Advances in Health Sciences Education
Volume 12, Issue 4 , pp 405-415
- Cover Date
- Print ISSN
- Online ISSN
- Springer Netherlands
- Additional Links
- Basic science
- Causal knowledge
- Clinical reasoning
- Undergraduate medical education
- Concept formation
- Industry Sectors
- Author Affiliations
- 1. Department of Surgery, The Wilson Centre, University of Toronto, 200 Elizabeth Street, Eaton South 1-565, Toronto, ON, Canada, M5G 2C4
- 2. Department of Psychology, Behaviour and Neuroscience, McMaster University, Hamilton, ON, Canada

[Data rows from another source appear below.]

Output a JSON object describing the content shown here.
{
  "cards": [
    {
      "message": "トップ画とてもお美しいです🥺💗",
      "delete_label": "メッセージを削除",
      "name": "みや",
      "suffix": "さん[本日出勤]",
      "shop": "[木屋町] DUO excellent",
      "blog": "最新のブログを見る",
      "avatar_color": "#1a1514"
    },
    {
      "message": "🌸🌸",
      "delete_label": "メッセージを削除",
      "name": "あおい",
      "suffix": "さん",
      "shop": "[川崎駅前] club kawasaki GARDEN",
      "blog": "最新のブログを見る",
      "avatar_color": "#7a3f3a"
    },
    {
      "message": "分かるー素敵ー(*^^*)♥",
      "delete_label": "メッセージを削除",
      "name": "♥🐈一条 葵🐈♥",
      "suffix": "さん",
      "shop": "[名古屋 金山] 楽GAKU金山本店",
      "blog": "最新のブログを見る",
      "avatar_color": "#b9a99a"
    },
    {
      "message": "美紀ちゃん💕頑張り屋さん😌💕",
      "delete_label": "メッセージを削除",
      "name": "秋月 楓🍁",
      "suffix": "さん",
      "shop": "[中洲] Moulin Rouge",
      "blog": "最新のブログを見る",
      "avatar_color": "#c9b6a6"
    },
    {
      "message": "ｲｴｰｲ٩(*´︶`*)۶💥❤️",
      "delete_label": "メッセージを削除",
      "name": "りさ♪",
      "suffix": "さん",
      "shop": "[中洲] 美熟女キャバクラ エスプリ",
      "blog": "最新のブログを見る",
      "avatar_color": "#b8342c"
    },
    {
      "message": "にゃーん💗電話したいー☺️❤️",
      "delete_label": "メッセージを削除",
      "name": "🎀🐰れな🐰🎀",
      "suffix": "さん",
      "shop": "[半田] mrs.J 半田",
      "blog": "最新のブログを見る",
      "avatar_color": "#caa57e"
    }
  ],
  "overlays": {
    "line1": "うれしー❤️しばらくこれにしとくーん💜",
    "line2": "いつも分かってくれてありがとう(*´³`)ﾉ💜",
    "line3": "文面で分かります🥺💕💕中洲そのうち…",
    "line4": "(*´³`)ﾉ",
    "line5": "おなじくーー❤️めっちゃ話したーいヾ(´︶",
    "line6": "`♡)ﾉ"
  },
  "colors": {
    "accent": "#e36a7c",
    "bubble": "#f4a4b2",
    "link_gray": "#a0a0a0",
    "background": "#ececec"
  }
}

- 3. Department of Clinical Epidemiology and Biostatistics, McMaster University, Hamilton, ON, Canada